Meanwhile, only 1/4 of the 11.4 million very low income people who qualify for federal housing assistance (a $19.3 billion program) actually receive it because the program is vastly underfunded. Don’t look to the Trump Administration to close the gap. The Administration’s 2019 budget proposal includes just a 1% increase in HUD spending. Further, Housing and Urban Development Secretary Ben Carson is planning to propose raising rents on low-income families from 30% to 35% of their monthly income. That may allow him to squeeze more people into the program, but, according to a report for the Associated Press by the Center on Budget and Policy Priorities, it would also contribute to homelessness. Enter Kamala Harris’ Rent Relief Act. The bill would create a new refundable tax credit for families earning less than $100,000 and paying more than 30% of their income in rent. Tit for tat. Meanwhile, a bipartisan group of eight senators has formed a Task Force on the Impact of the Affordable Housing Crisis.

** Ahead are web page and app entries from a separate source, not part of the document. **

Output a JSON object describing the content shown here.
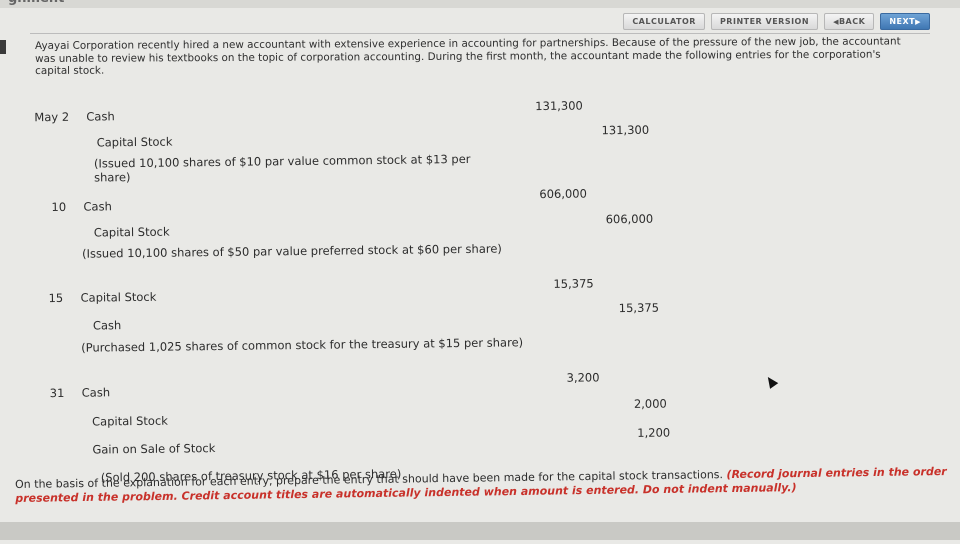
{
  "header": {
    "partial_title": "gnment"
  },
  "toolbar": {
    "calculator": "CALCULATOR",
    "printer_version": "PRINTER VERSION",
    "back": "BACK",
    "next": "NEXT"
  },
  "problem": {
    "intro": "Ayayai Corporation recently hired a new accountant with extensive experience in accounting for partnerships. Because of the pressure of the new job, the accountant was unable to review his textbooks on the topic of corporation accounting. During the first month, the accountant made the following entries for the corporation's capital stock."
  },
  "entries": [
    {
      "date": "May 2",
      "lines": [
        {
          "account": "Cash",
          "debit": "131,300",
          "credit": ""
        },
        {
          "account": "Capital Stock",
          "debit": "",
          "credit": "131,300"
        }
      ],
      "explanation": "(Issued 10,100 shares of $10 par value common stock at $13 per share)"
    },
    {
      "date": "10",
      "lines": [
        {
          "account": "Cash",
          "debit": "606,000",
          "credit": ""
        },
        {
          "account": "Capital Stock",
          "debit": "",
          "credit": "606,000"
        }
      ],
      "explanation": "(Issued 10,100 shares of $50 par value preferred stock at $60 per share)"
    },
    {
      "date": "15",
      "lines": [
        {
          "account": "Capital Stock",
          "debit": "15,375",
          "credit": ""
        },
        {
          "account": "Cash",
          "debit": "",
          "credit": "15,375"
        }
      ],
      "explanation": "(Purchased 1,025 shares of common stock for the treasury at $15 per share)"
    },
    {
      "date": "31",
      "lines": [
        {
          "account": "Cash",
          "debit": "3,200",
          "credit": ""
        },
        {
          "account": "Capital Stock",
          "debit": "",
          "credit": "2,000"
        },
        {
          "account": "Gain on Sale of Stock",
          "debit": "",
          "credit": "1,200"
        }
      ],
      "explanation": "(Sold 200 shares of treasury stock at $16 per share)"
    }
  ],
  "instructions": {
    "text": "On the basis of the explanation for each entry, prepare the entry that should have been made for the capital stock transactions.",
    "note": "(Record journal entries in the order presented in the problem. Credit account titles are automatically indented when amount is entered. Do not indent manually.)"
  },
  "colors": {
    "note_red": "#c8312a",
    "next_blue": "#4a82bd"
  }
}
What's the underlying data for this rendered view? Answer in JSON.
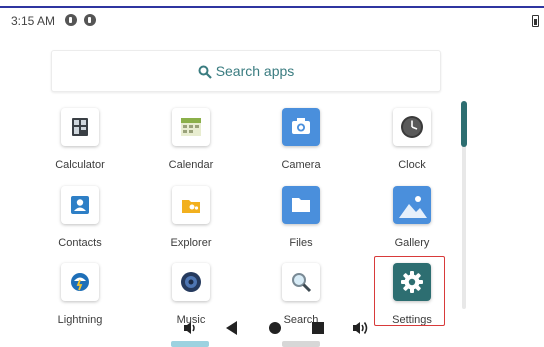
{
  "status": {
    "time": "3:15 AM"
  },
  "search": {
    "label": "Search apps"
  },
  "apps": [
    {
      "label": "Calculator"
    },
    {
      "label": "Calendar"
    },
    {
      "label": "Camera"
    },
    {
      "label": "Clock"
    },
    {
      "label": "Contacts"
    },
    {
      "label": "Explorer"
    },
    {
      "label": "Files"
    },
    {
      "label": "Gallery"
    },
    {
      "label": "Lightning"
    },
    {
      "label": "Music"
    },
    {
      "label": "Search"
    },
    {
      "label": "Settings"
    }
  ],
  "icons": {
    "calculator": "calculator-icon",
    "calendar": "calendar-icon",
    "camera": "camera-icon",
    "clock": "clock-icon",
    "contacts": "contacts-icon",
    "explorer": "explorer-icon",
    "files": "folder-icon",
    "gallery": "gallery-icon",
    "lightning": "lightning-icon",
    "music": "music-icon",
    "search": "magnifier-icon",
    "settings": "gear-icon"
  },
  "colors": {
    "accent": "#2d6e71",
    "highlight": "#d83a3a",
    "files_blue": "#4a8fdc"
  }
}
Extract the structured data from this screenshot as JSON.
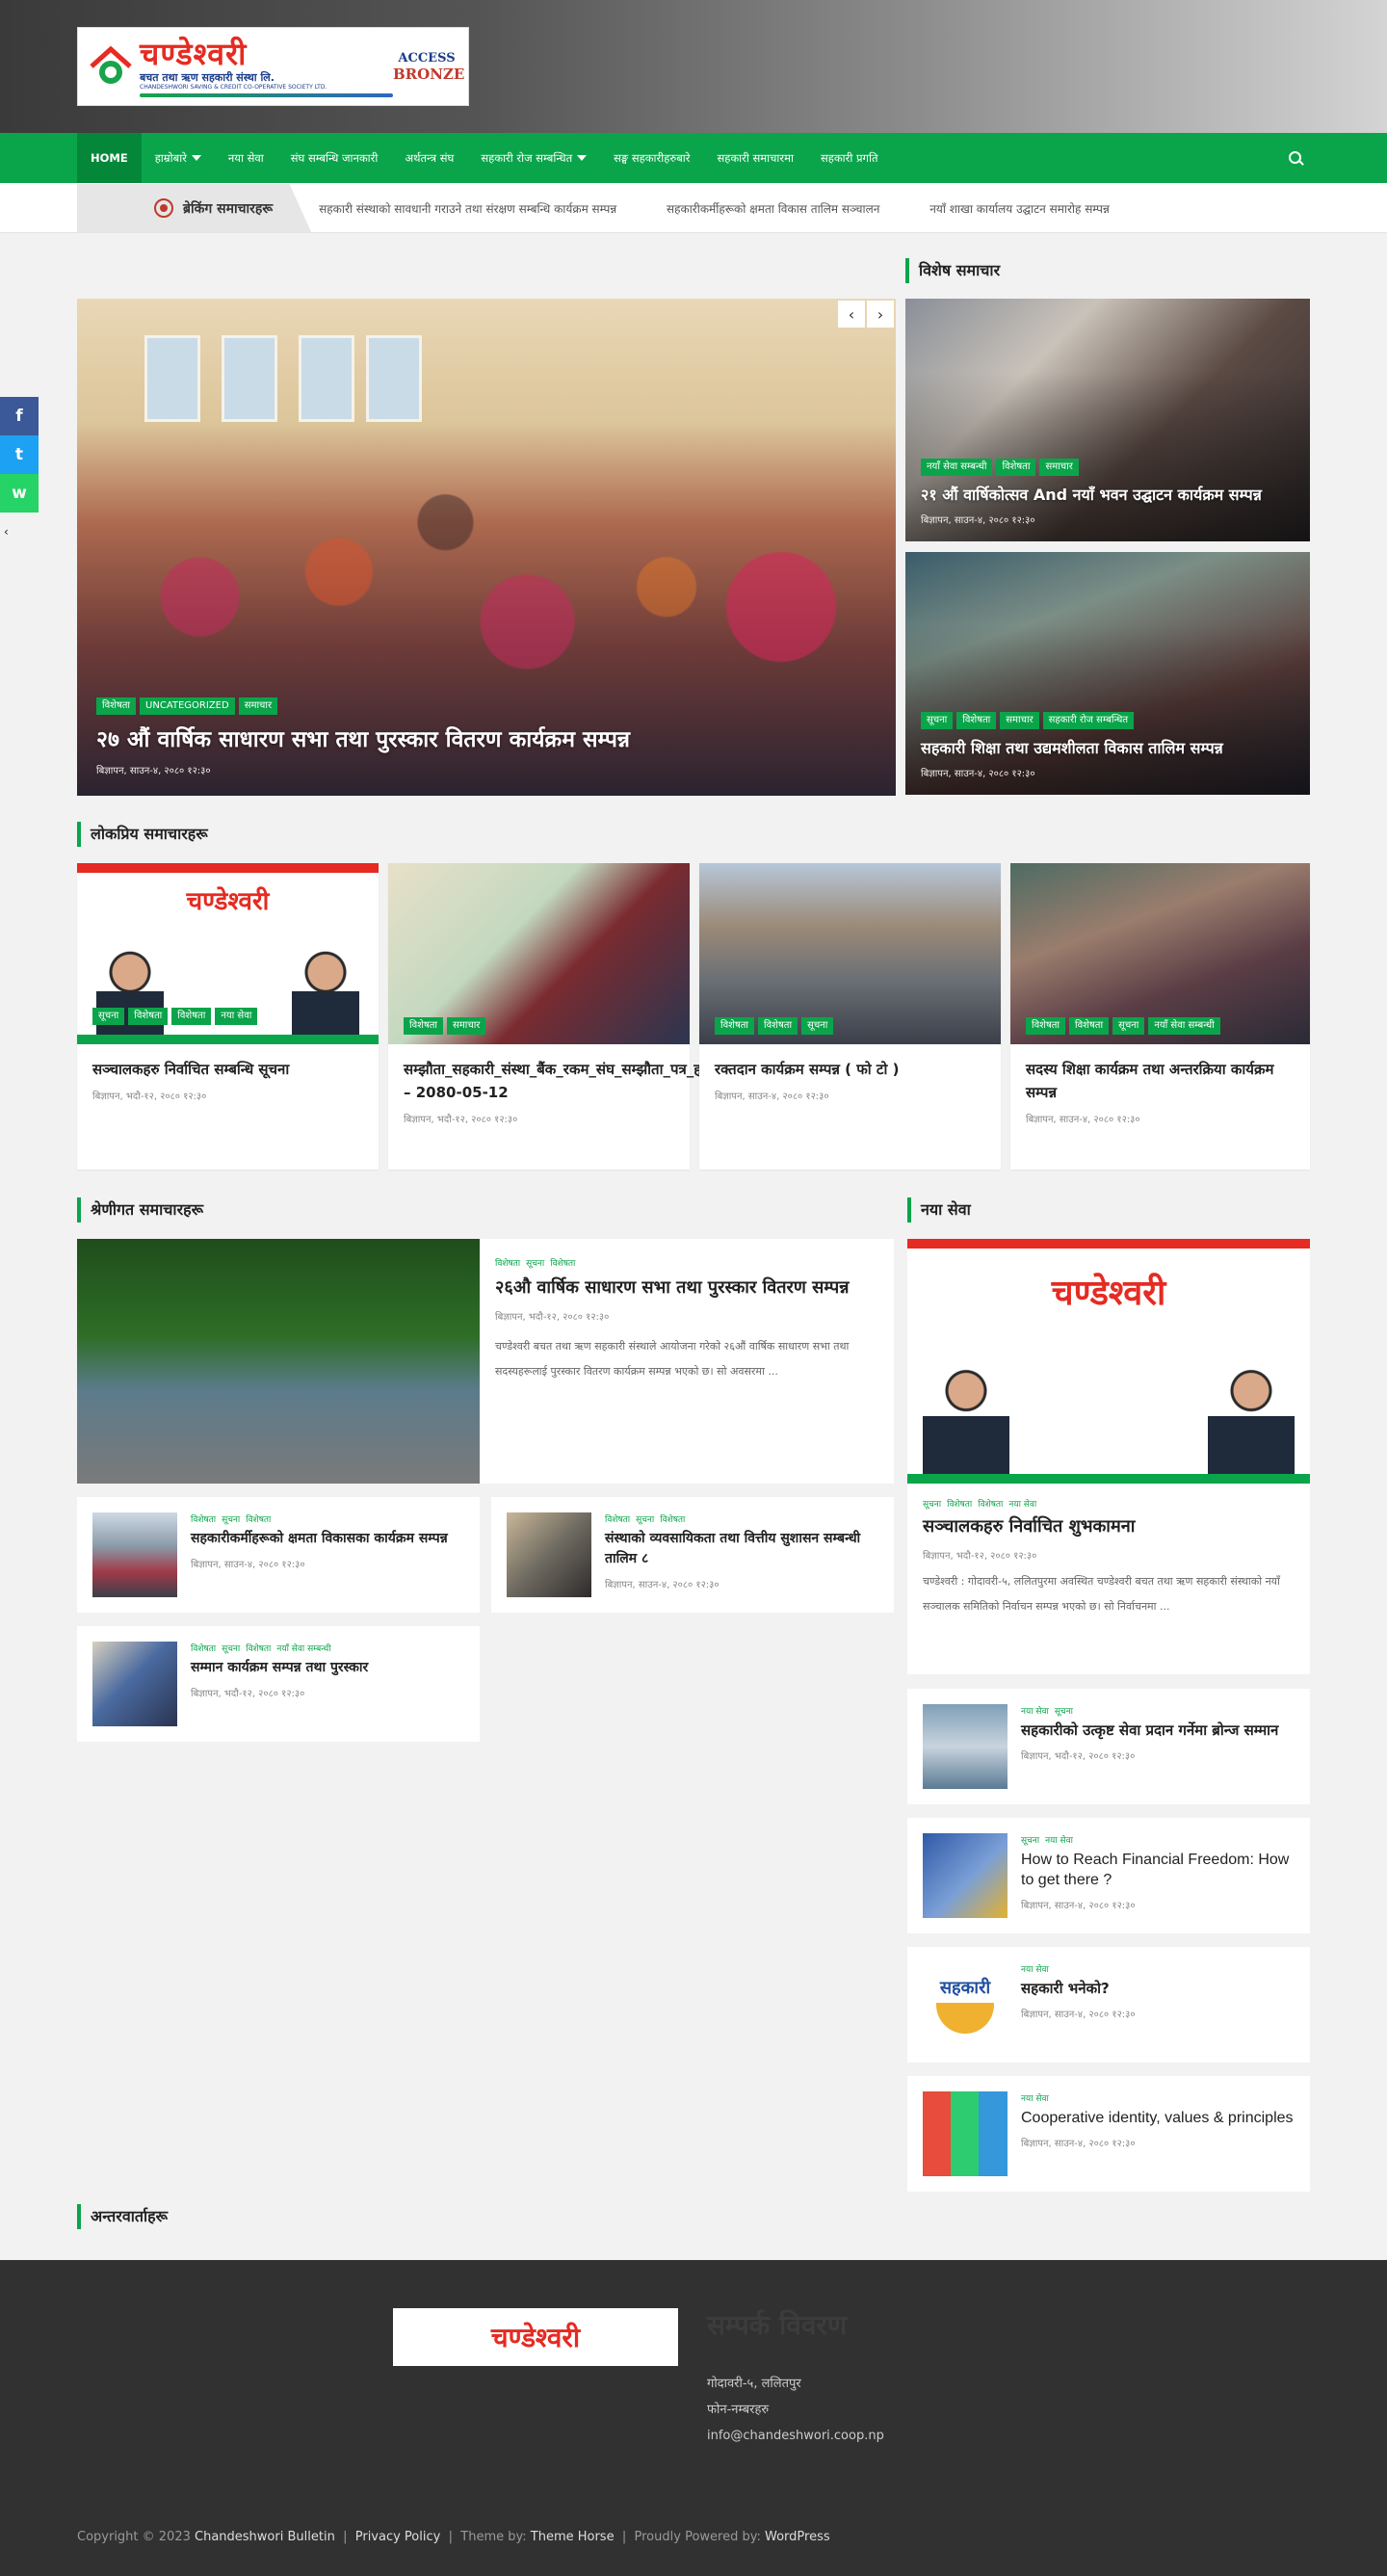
{
  "site": {
    "logo_text": "चण्डेश्वरी",
    "logo_sub": "बचत तथा ऋण सहकारी संस्था लि.",
    "logo_eng": "CHANDESHWORI SAVING & CREDIT CO-OPERATIVE SOCIETY LTD.",
    "badge_top": "ACCESS",
    "badge_bottom": "BRONZE"
  },
  "nav": {
    "items": [
      "HOME",
      "हाम्रोबारे",
      "नया सेवा",
      "संघ सम्बन्धि जानकारी",
      "अर्थतन्त्र संघ",
      "सहकारी रोज सम्बन्धित",
      "सङ्घ सहकारीहरुबारे",
      "सहकारी समाचारमा",
      "सहकारी प्रगति"
    ]
  },
  "ticker": {
    "label": "ब्रेकिंग समाचारहरू",
    "items": [
      "सहकारी संस्थाको सावधानी गराउने तथा संरक्षण सम्बन्धि कार्यक्रम सम्पन्न",
      "सहकारीकर्मीहरूको क्षमता विकास तालिम सञ्चालन",
      "नयाँ शाखा कार्यालय उद्घाटन समारोह सम्पन्न"
    ]
  },
  "slider": {
    "tags": [
      "विशेषता",
      "UNCATEGORIZED",
      "समाचार"
    ],
    "title": "२७ औं वार्षिक साधारण सभा तथा पुरस्कार वितरण कार्यक्रम सम्पन्न",
    "meta": "बिज्ञापन, साउन-४, २०८० १२:३०"
  },
  "featured_head": "विशेष समाचार",
  "featured": [
    {
      "tags": [
        "नयाँ सेवा सम्बन्धी",
        "विशेषता",
        "समाचार"
      ],
      "title": "२१ औं वार्षिकोत्सव And नयाँ भवन उद्घाटन कार्यक्रम सम्पन्न",
      "meta": "बिज्ञापन, साउन-४, २०८० १२:३०"
    },
    {
      "tags": [
        "सूचना",
        "विशेषता",
        "समाचार",
        "सहकारी रोज सम्बन्धित"
      ],
      "title": "सहकारी शिक्षा तथा उद्यमशीलता विकास तालिम सम्पन्न",
      "meta": "बिज्ञापन, साउन-४, २०८० १२:३०"
    }
  ],
  "popular_head": "लोकप्रिय समाचारहरू",
  "popular": [
    {
      "tags": [
        "सूचना",
        "विशेषता",
        "विशेषता",
        "नया सेवा"
      ],
      "title": "सञ्चालकहरु निर्वाचित सम्बन्धि सूचना",
      "meta": "बिज्ञापन, भदौ-१२, २०८० १२:३०"
    },
    {
      "tags": [
        "विशेषता",
        "समाचार"
      ],
      "title": "सम्झौता_सहकारी_संस्था_बैंक_रकम_संघ_सम्झौता_पत्र_हस्तान्तरण – 2080-05-12",
      "meta": "बिज्ञापन, भदौ-१२, २०८० १२:३०"
    },
    {
      "tags": [
        "विशेषता",
        "विशेषता",
        "सूचना"
      ],
      "title": "रक्तदान कार्यक्रम सम्पन्न ( फो टो )",
      "meta": "बिज्ञापन, साउन-४, २०८० १२:३०"
    },
    {
      "tags": [
        "विशेषता",
        "विशेषता",
        "सूचना",
        "नयाँ सेवा सम्बन्धी"
      ],
      "title": "सदस्य शिक्षा कार्यक्रम तथा अन्तरक्रिया कार्यक्रम सम्पन्न",
      "meta": "बिज्ञापन, साउन-४, २०८० १२:३०"
    }
  ],
  "category_head": "श्रेणीगत समाचारहरू",
  "category_main": {
    "tags": [
      "विशेषता",
      "सूचना",
      "विशेषता"
    ],
    "title": "२६औ वार्षिक साधारण सभा तथा पुरस्कार वितरण सम्पन्न",
    "meta": "बिज्ञापन, भदौ-१२, २०८० १२:३०",
    "excerpt": "चण्डेश्वरी बचत तथा ऋण सहकारी संस्थाले आयोजना गरेको २६औं वार्षिक साधारण सभा तथा सदस्यहरूलाई पुरस्कार वितरण कार्यक्रम सम्पन्न भएको छ। सो अवसरमा ..."
  },
  "category_small": [
    {
      "tags": [
        "विशेषता",
        "सूचना",
        "विशेषता"
      ],
      "title": "सहकारीकर्मीहरूको क्षमता विकासका कार्यक्रम सम्पन्न",
      "meta": "बिज्ञापन, साउन-४, २०८० १२:३०"
    },
    {
      "tags": [
        "विशेषता",
        "सूचना",
        "विशेषता"
      ],
      "title": "संस्थाको व्यवसायिकता तथा वित्तीय सुशासन सम्बन्धी तालिम ८",
      "meta": "बिज्ञापन, साउन-४, २०८० १२:३०"
    },
    {
      "tags": [
        "विशेषता",
        "सूचना",
        "विशेषता",
        "नयाँ सेवा सम्बन्धी"
      ],
      "title": "सम्मान कार्यक्रम सम्पन्न तथा पुरस्कार",
      "meta": "बिज्ञापन, भदौ-१२, २०८० १२:३०"
    }
  ],
  "sidebar_head": "नया सेवा",
  "sidebar_main": {
    "tags": [
      "सूचना",
      "विशेषता",
      "विशेषता",
      "नया सेवा"
    ],
    "title": "सञ्चालकहरु निर्वाचित शुभकामना",
    "meta": "बिज्ञापन, भदौ-१२, २०८० १२:३०",
    "excerpt": "चण्डेश्वरी : गोदावरी-५, ललितपुरमा अवस्थित चण्डेश्वरी बचत तथा ऋण सहकारी संस्थाको नयाँ सञ्चालक समितिको निर्वाचन सम्पन्न भएको छ। सो निर्वाचनमा ..."
  },
  "sidebar_list": [
    {
      "tags": [
        "नया सेवा",
        "सूचना"
      ],
      "title": "सहकारीको उत्कृष्ट सेवा प्रदान गर्नेमा ब्रोन्ज सम्मान",
      "meta": "बिज्ञापन, भदौ-१२, २०८० १२:३०"
    },
    {
      "tags": [
        "सूचना",
        "नया सेवा"
      ],
      "title": "How to Reach Financial Freedom: How to get there ?",
      "meta": "बिज्ञापन, साउन-४, २०८० १२:३०"
    },
    {
      "tags": [
        "नया सेवा"
      ],
      "title": "सहकारी भनेको?",
      "meta": "बिज्ञापन, साउन-४, २०८० १२:३०"
    },
    {
      "tags": [
        "नया सेवा"
      ],
      "title": "Cooperative identity, values & principles",
      "meta": "बिज्ञापन, साउन-४, २०८० १२:३०"
    }
  ],
  "sidebar_icon_text": "सहकारी",
  "more_head": "अन्तरवार्ताहरू",
  "footer": {
    "logo": "चण्डेश्वरी",
    "heading": "सम्पर्क विवरण",
    "address": "गोदावरी-५, ललितपुर",
    "phone": "फोन-नम्बरहरु",
    "email": "info@chandeshwori.coop.np",
    "copyright": "Copyright © 2023",
    "site_name": "Chandeshwori Bulletin",
    "privacy": "Privacy Policy",
    "theme_by": "Theme by:",
    "theme_name": "Theme Horse",
    "powered": "Proudly Powered by:",
    "wp": "WordPress"
  },
  "colors": {
    "accent": "#0aa54a",
    "logo_red": "#e52b22"
  }
}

Is there a solution? Developers don’t usually build low-income housing without incentives, but in the absence of additional federal funding, local governments must get more creative and allocate more of their own budgets to expanding the affordable housing inventory through measures like property tax abatements and increased assistance for nonprofits that purchase and preserve low-rent, unsubsidized units. Housing advocates, researchers and builders agree that loosening zoning and some building regulations, such as those that require a certain number of parking spaces to be allocated to each new unit, would also facilitate the construction of more affordable housing. (According to the National Association of Homebuilders, regulations account for 32% of the cost of the average multifamily development.) Houston, which has no zoning, for example, has met its housing needs better than tightly zoned cities like San Francisco and San Jose. In addition to a reduction in impact fees and property taxes, the Up for Growth National Coalition advocates new laws that would establish priority for multi-family development within a half-mile of public transportation. This would neutralize neighborhood opposition, which 85% of developers say has added costs or delays to their projects.

Cash-strapped state housing authorities working in partnership with lawmakers and non-profit housing groups can only do so much. One federal program that could help is the HOME Investment Partnerships Program, a $1.36 billion fund that leverages local government, non-profit and private partnerships to build affordable housing. HOME funding has been reduced by 50% since 2010. In 2019 the Trump Administration wants to eliminate it.

An inability to find affordable housing traps families in poverty. Solving our current affordable housing crisis will require aggressive efforts by local governments working with lawmakers and non-profit housing groups as well as a more robust response from the federal government.



American Enterprise Center on Housing and Finance, Bipartisan Policy Institute, Brookings Institution, congress.gov, HUD, HousingEconomics.com, Joint Center for Housing Studies of Harvard University, National Association of Counties, National Association of Home Builders, National Low Income Housing Coalition, Office of the Comptroller of the Currency, Up for Growth